### How is VSEPR theory used in Molecular Geometry?

According to the VSEPR theory the number of valence electrons on the central atom decide the molecular structure of the compound. The central atom can either form bond pairs or lone pairs with its valence electrons. The bond pairs are formed when the central atom shares the electrons with another atom. The lone pair are the electrons which belong to the central atom in a molecule and are not shared with any other atom. Lone pairs are also called as non-bonding pair of electrons. Here is how the number of bond pairs and lone pairs can be calculated for a given atom.
Number of bonding electrons = (Total possible valence shell electrons) - (Valence shell electrons of the atom)
Number of non-bonding electrons = (Total possible valence shell electrons) – 2 x (number of bonding electrons)
Using the formulas for finding the bonding and non-bonding electrons for some atoms:

 Atom Total number of valence electrons possible. Number of valence electrons Number of bonding electrons Number of non-bonding electrons Carbon C 8 4 8 - 4 = 4 8 -2 (4) = 0 Nitrogen N 8 5 8 - 5 = 3 8 – 2 (3) = 2 Oxygen O 8 6 8 - 6 = 2 8 – 2 (2) = 4 Fluorine F 8 7 8 - 7 = 1 8 – 2 (1) = 6 Neon Ne 8 8 8 - 8 = 0 8 - 2 (0) = 8

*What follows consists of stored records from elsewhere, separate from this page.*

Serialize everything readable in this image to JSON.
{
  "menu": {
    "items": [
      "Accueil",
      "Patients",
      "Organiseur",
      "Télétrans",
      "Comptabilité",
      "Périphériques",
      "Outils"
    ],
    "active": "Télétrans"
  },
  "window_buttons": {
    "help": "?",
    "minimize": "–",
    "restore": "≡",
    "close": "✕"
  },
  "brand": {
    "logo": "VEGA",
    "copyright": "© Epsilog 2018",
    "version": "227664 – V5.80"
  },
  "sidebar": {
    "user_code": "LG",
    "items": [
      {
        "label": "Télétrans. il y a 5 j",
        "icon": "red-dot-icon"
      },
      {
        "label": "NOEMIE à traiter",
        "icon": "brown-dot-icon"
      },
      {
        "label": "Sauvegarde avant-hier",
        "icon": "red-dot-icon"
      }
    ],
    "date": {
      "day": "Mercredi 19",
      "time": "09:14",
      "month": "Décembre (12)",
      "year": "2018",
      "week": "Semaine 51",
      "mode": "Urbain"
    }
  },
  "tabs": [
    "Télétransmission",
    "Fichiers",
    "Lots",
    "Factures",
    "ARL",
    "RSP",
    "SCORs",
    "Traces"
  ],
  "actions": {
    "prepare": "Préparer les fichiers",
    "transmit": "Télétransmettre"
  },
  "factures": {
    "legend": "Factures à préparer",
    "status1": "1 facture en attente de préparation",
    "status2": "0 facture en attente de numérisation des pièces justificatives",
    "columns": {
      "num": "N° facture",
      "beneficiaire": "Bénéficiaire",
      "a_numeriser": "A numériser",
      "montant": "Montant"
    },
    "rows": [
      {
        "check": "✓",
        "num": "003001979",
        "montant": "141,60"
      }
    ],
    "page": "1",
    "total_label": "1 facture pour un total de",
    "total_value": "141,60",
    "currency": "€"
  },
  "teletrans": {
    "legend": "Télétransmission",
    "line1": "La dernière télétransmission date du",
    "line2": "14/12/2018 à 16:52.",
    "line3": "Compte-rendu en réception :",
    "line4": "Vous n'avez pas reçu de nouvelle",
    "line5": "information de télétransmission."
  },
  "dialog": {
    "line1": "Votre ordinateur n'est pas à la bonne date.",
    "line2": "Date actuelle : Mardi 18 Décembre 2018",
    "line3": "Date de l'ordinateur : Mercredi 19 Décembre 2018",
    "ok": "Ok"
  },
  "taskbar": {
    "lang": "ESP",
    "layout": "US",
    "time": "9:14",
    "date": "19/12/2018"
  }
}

According to the table mentioned above here is how the atoms will look like: Depending on the number of bonding pairs and the lone pairs the molecular geometry of atoms can be predicted. Here is the table mentioned by the VSEPR theory:

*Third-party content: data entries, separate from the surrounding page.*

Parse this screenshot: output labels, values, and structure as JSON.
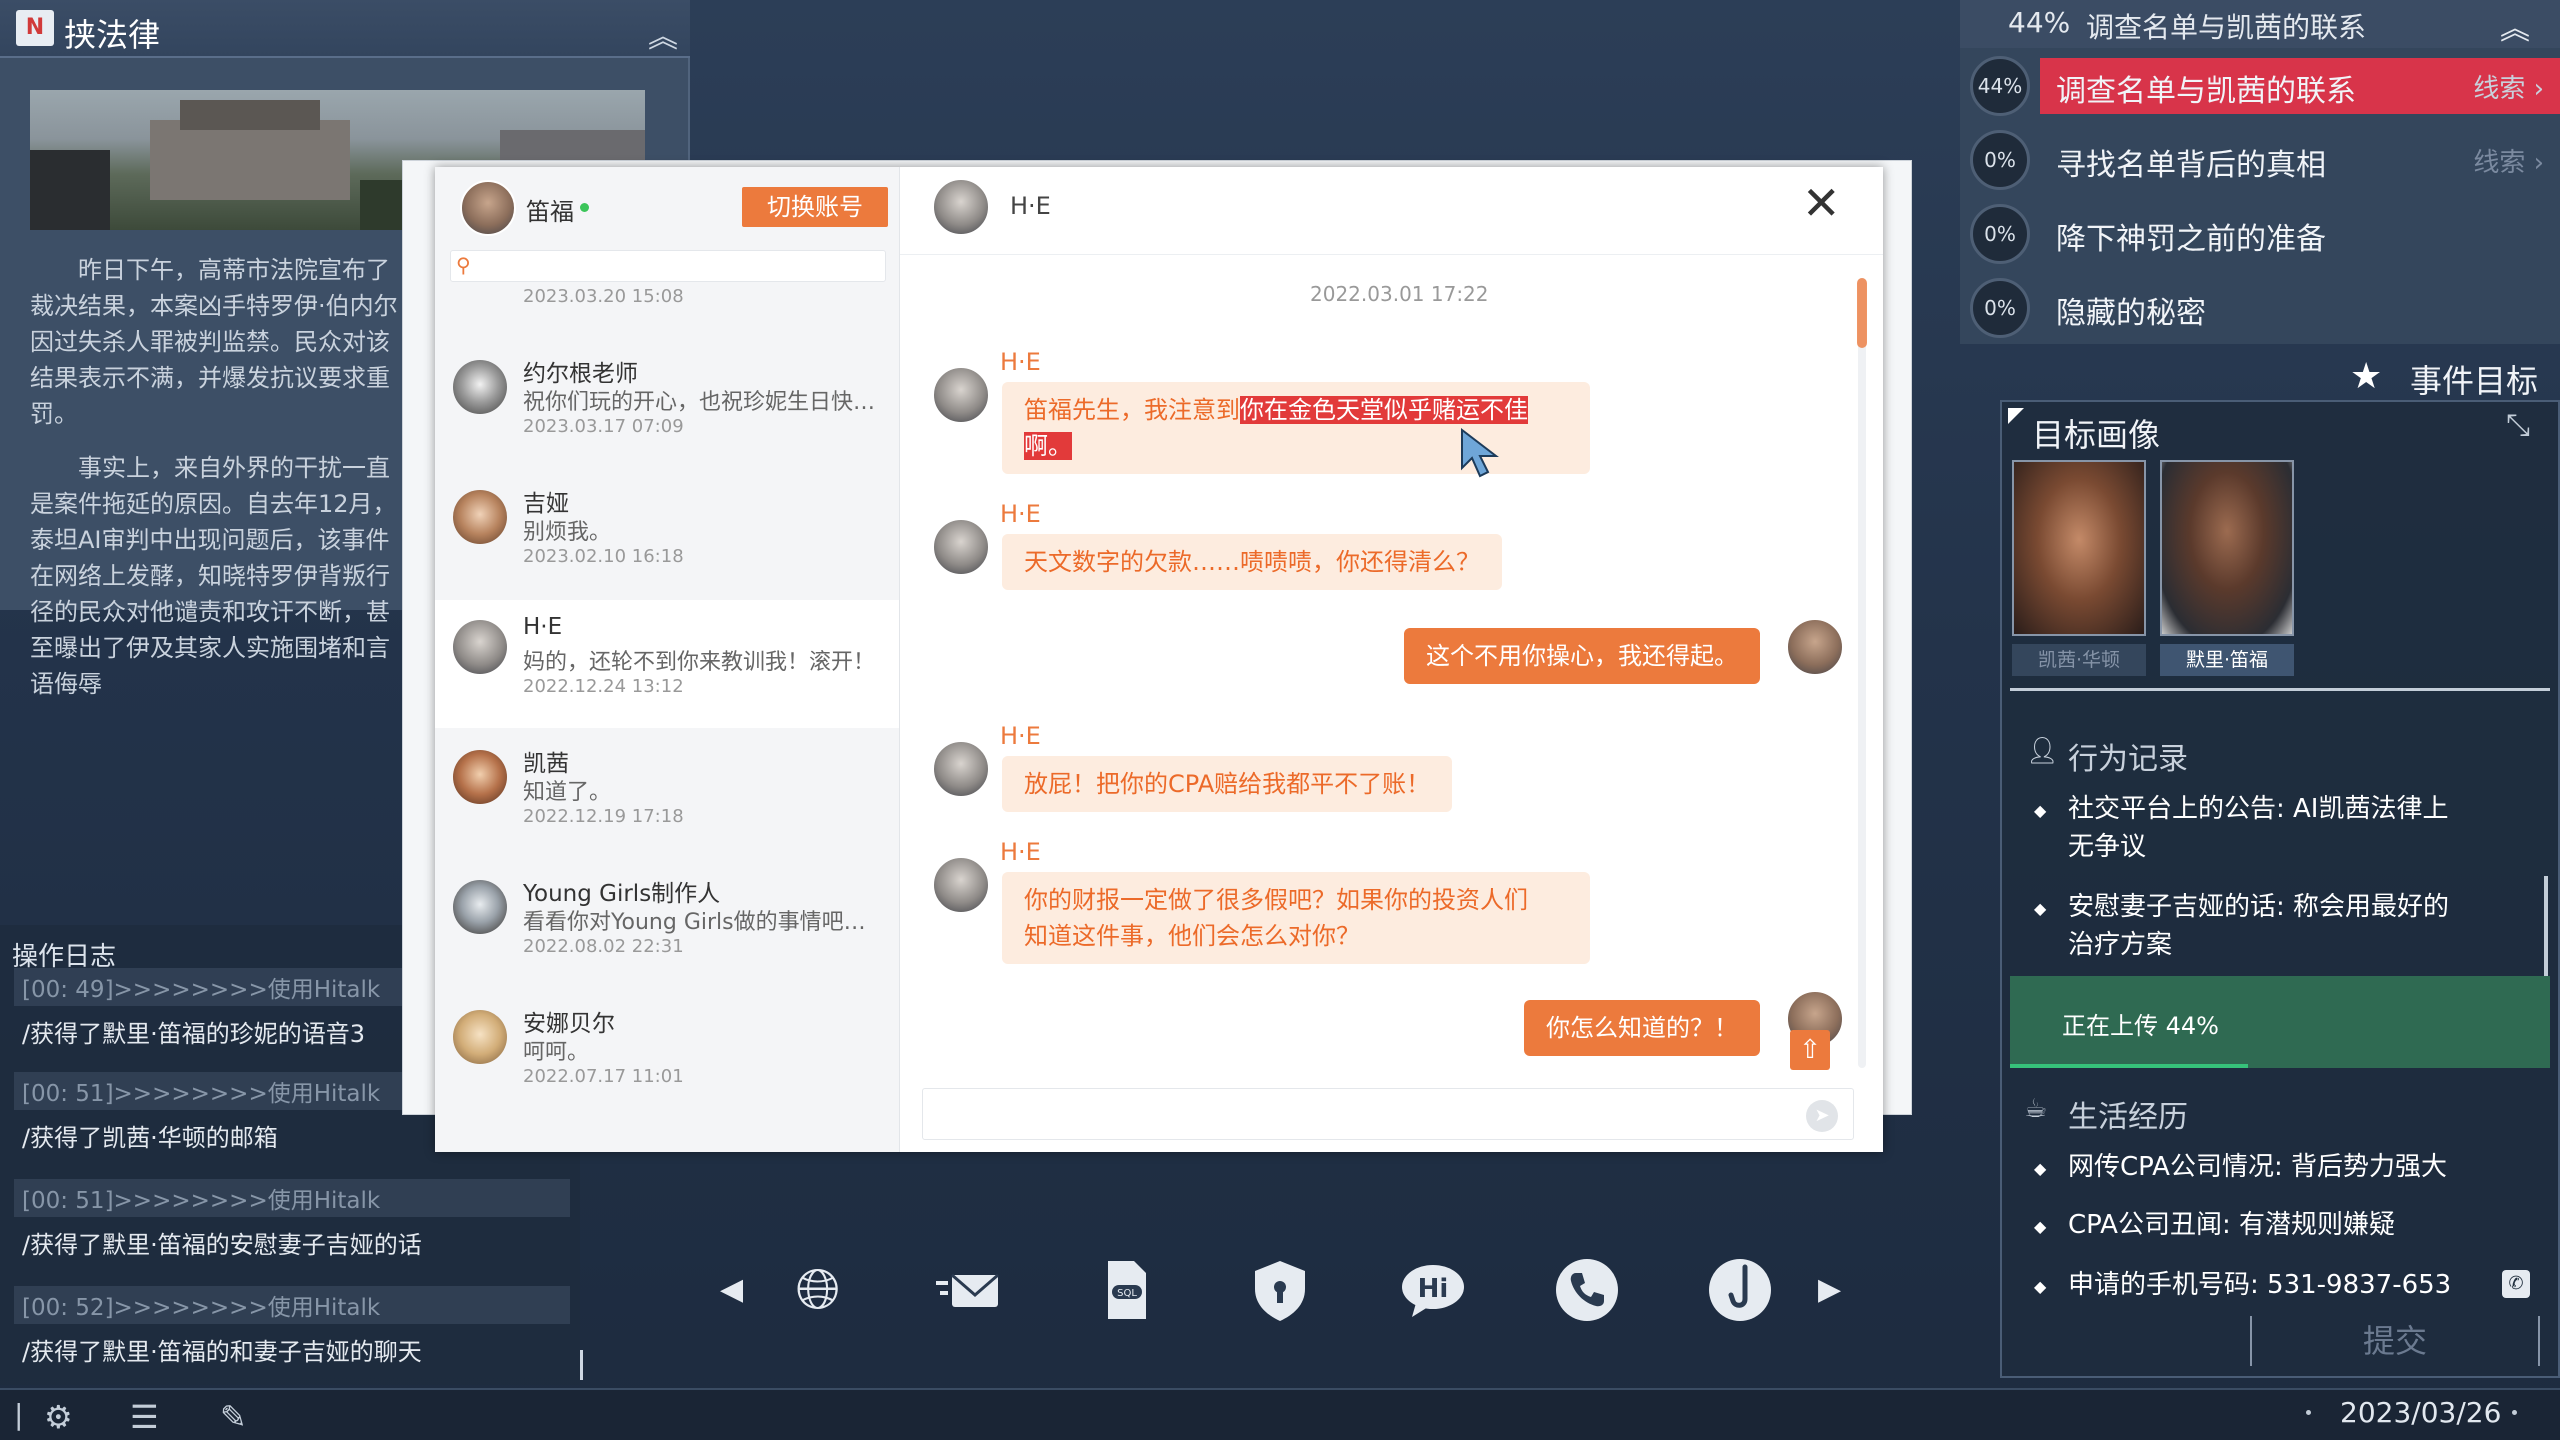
{
  "news": {
    "title": "挟法律",
    "paragraph1": "昨日下午，高蒂市法院宣布了裁决结果，本案凶手特罗伊·伯内尔因过失杀人罪被判监禁。民众对该结果表示不满，并爆发抗议要求重罚。",
    "paragraph2": "事实上，来自外界的干扰一直是案件拖延的原因。自去年12月，泰坦AI审判中出现问题后，该事件在网络上发酵，知晓特罗伊背叛行径的民众对他谴责和攻讦不断，甚至曝出了伊及其家人实施围堵和言语侮辱"
  },
  "log": {
    "title": "操作日志",
    "entries": [
      {
        "time": "[00: 49]>>>>>>>>使用Hitalk",
        "text": "/获得了默里·笛福的珍妮的语音3"
      },
      {
        "time": "[00: 51]>>>>>>>>使用Hitalk",
        "text": "/获得了凯茜·华顿的邮箱"
      },
      {
        "time": "[00: 51]>>>>>>>>使用Hitalk",
        "text": "/获得了默里·笛福的安慰妻子吉娅的话"
      },
      {
        "time": "[00: 52]>>>>>>>>使用Hitalk",
        "text": "/获得了默里·笛福的和妻子吉娅的聊天"
      }
    ]
  },
  "chat": {
    "me_name": "笛福",
    "switch_account": "切换账号",
    "prev_time": "2023.03.20  15:08",
    "contacts": [
      {
        "name": "约尔根老师",
        "msg": "祝你们玩的开心，也祝珍妮生日快乐！",
        "time": "2023.03.17  07:09"
      },
      {
        "name": "吉娅",
        "msg": "别烦我。",
        "time": "2023.02.10  16:18"
      },
      {
        "name": "H·E",
        "msg": "妈的，还轮不到你来教训我！滚开！",
        "time": "2022.12.24  13:12"
      },
      {
        "name": "凯茜",
        "msg": "知道了。",
        "time": "2022.12.19  17:18"
      },
      {
        "name": "Young Girls制作人",
        "msg": "看看你对Young Girls做的事情吧……",
        "time": "2022.08.02  22:31"
      },
      {
        "name": "安娜贝尔",
        "msg": "呵呵。",
        "time": "2022.07.17  11:01"
      }
    ],
    "partner_name": "H·E",
    "date": "2022.03.01  17:22",
    "messages": [
      {
        "sender": "H·E",
        "text_before": "笛福先生，我注意到",
        "text_hl1": "你在金色天堂似乎赌运不佳",
        "text_hl2": "啊。"
      },
      {
        "sender": "H·E",
        "text": "天文数字的欠款……啧啧啧，你还得清么？"
      },
      {
        "sender": "me",
        "text": "这个不用你操心，我还得起。"
      },
      {
        "sender": "H·E",
        "text": "放屁！把你的CPA赔给我都平不了账！"
      },
      {
        "sender": "H·E",
        "line1": "你的财报一定做了很多假吧？如果你的投资人们",
        "line2": "知道这件事，他们会怎么对你？"
      },
      {
        "sender": "me",
        "text": "你怎么知道的？！"
      }
    ]
  },
  "dock": {
    "icons": [
      "globe-icon",
      "mail-icon",
      "sql-icon",
      "shield-icon",
      "hitalk-icon",
      "phone-icon",
      "hook-icon"
    ]
  },
  "objectives": {
    "header_pct": "44%",
    "header_text": "调查名单与凯茜的联系",
    "items": [
      {
        "pct": "44%",
        "label": "调查名单与凯茜的联系",
        "clue": "线索",
        "progress": 0.44
      },
      {
        "pct": "0%",
        "label": "寻找名单背后的真相",
        "clue": "线索",
        "progress": 0
      },
      {
        "pct": "0%",
        "label": "降下神罚之前的准备",
        "clue": "",
        "progress": 0
      },
      {
        "pct": "0%",
        "label": "隐藏的秘密",
        "clue": "",
        "progress": 0
      }
    ],
    "event_goal": "事件目标"
  },
  "profile": {
    "title": "目标画像",
    "portraits": [
      {
        "label": "凯茜·华顿"
      },
      {
        "label": "默里·笛福"
      }
    ],
    "behavior_title": "行为记录",
    "behavior_items": [
      {
        "line1": "社交平台上的公告: AI凯茜法律上",
        "line2": "无争议"
      },
      {
        "line1": "安慰妻子吉娅的话: 称会用最好的",
        "line2": "治疗方案"
      }
    ],
    "upload_text": "正在上传  44%",
    "upload_progress": 0.44,
    "life_title": "生活经历",
    "life_items": [
      "网传CPA公司情况: 背后势力强大",
      "CPA公司丑闻: 有潜规则嫌疑",
      "申请的手机号码: 531-9837-653"
    ],
    "submit": "提交"
  },
  "status": {
    "date": "2023/03/26"
  }
}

 Bonding Electron pairs Lone pairs Shape of the Molecule Angle 2 0 Linear 1800 3 0 Trigonal Planar 1200 2 1 Bent 1200 4 0 Tetrahedral 109.50 3 1 Trigonal Pyramidal < 109.50 2 2 Bent <109.50 5 0 Trigonal Bipyramid 900, 1200, 1800. 4 1 Seesaw 900, 1200, 1800 3 2 T-Shaped 900, 1800 2 3 Linear 1800 6 0 Octahedral 900, 1800 5 1 Square Pyramidal 900, 1800 4 2 Square Planar 900, 1800

### CO2 Molecular Geometry:

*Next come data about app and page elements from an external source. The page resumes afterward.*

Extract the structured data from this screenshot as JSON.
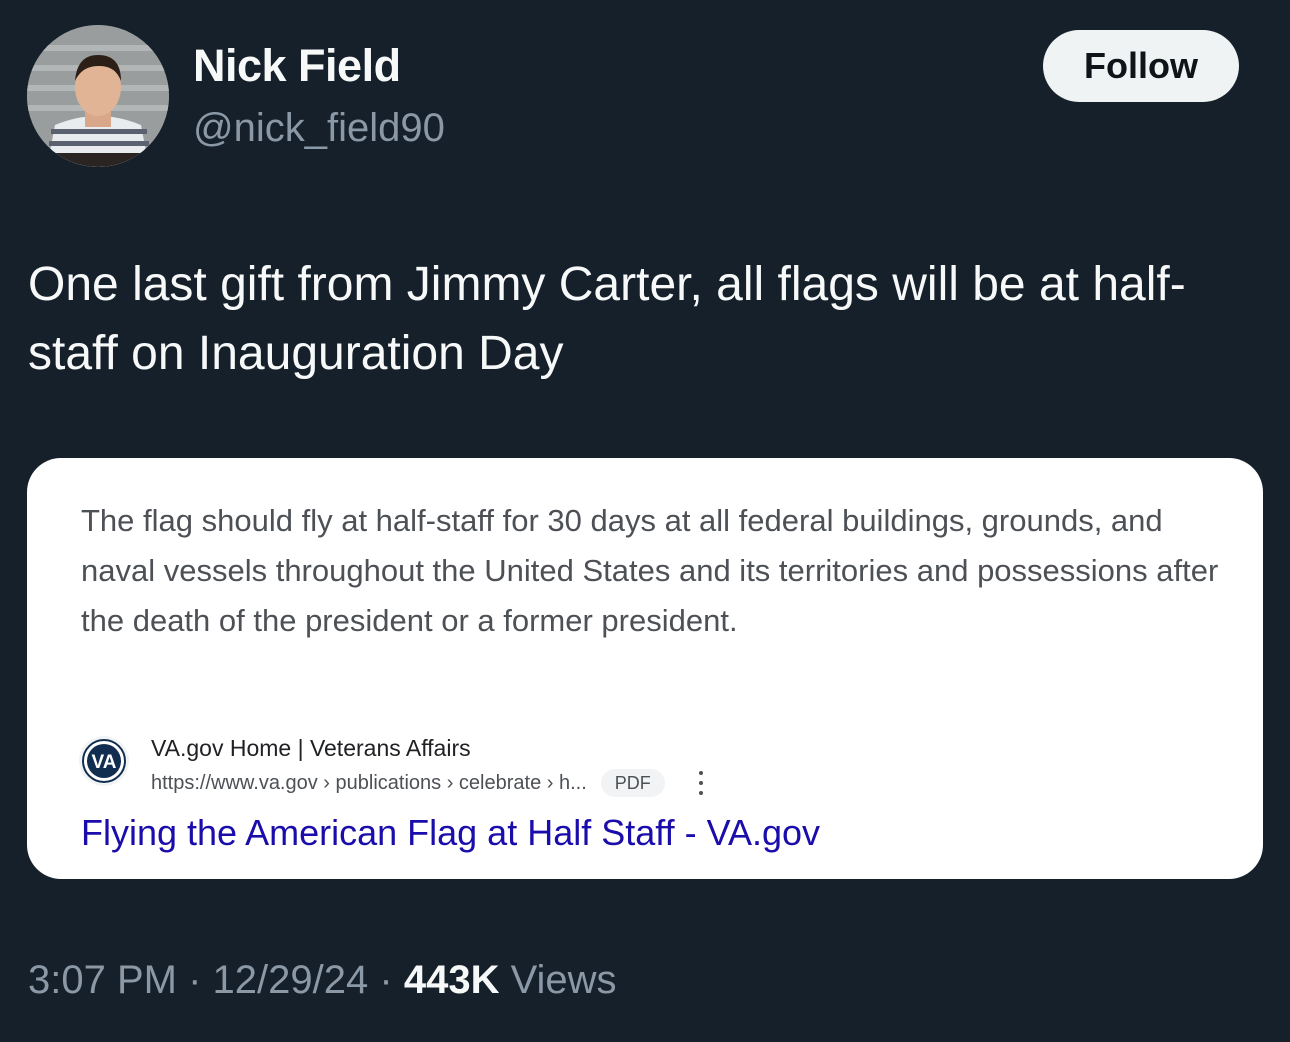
{
  "author": {
    "name": "Nick Field",
    "handle": "@nick_field90"
  },
  "follow_label": "Follow",
  "tweet_text": "One last gift from Jimmy Carter, all flags will be at half-staff on Inauguration Day",
  "card": {
    "snippet": "The flag should fly at half-staff for 30 days at all federal buildings, grounds, and naval vessels throughout the United States and its territories and possessions after the death of the president or a former president.",
    "source_icon_text": "VA",
    "site_name": "VA.gov Home | Veterans Affairs",
    "url": "https://www.va.gov › publications › celebrate › h...",
    "badge": "PDF",
    "link_title": "Flying the American Flag at Half Staff - VA.gov"
  },
  "meta": {
    "time": "3:07 PM",
    "separator": "·",
    "date": "12/29/24",
    "views_count": "443K",
    "views_label": "Views"
  },
  "colors": {
    "background": "#15202b",
    "link": "#1a0dab",
    "muted": "#8b98a5"
  }
}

For the Carbon di-oxide molecule, Carbon is the central atom and it forms covalent bonds with the two oxygen atoms. The first step is to write the electronic configuration for the carbon atom and check for the number of valence electrons it has. ·         The Carbon atom has an atomic number of 6.
·         The electronic configuration of Carbon is 1s2, 2s2, 2p2.
·         The number of valence electrons of carbon is 4.
·         As already shown in the table above Carbon has 4 bonding electrons and no lone pairs.
·         The Carbon atom needs 4 more electrons to reach the stable state configuration. Hence it forms 4 covalent bonds. ·         The Oxygen atom has the atomic number of 8.
·         The electronic configuration of Oxygen atom is 1s2, 2s2, 2p4.
·         The number of valence electrons for Oxygen is 6.
·         As already shown in the table above Oxygen has 4 non-bonding electrons (2 lone pairs) and 2 bonding electrons.
·         The Oxygen atoms needs two more electrons to reach the stable sate configuration. Hence it forms two covalent bonds. Using the VSEPR theory for Molecular Geometry, CO2 has linear shape. Central atom carbon forms double bonds with each Oxygen atom [C=O]. Due to the sharing of electrons Carbon and Oxygen now have 8 electrons in the outermost shell. As the molecular Structure for the Carbon di-oxide CO2 molecule is linear, it has an angle of 1800. Since the Oxygen atom has 2 lone pairs, it pulls the shared bond pair of electrons towards itself due to which there is an electronegativity generated in the carbon oxygen bond formation. This is the reason carbon oxygen double bond is polar covalent. However as there are two oxygen atoms on both sides they form symmetry due to which the CO2 molecule is non-polar.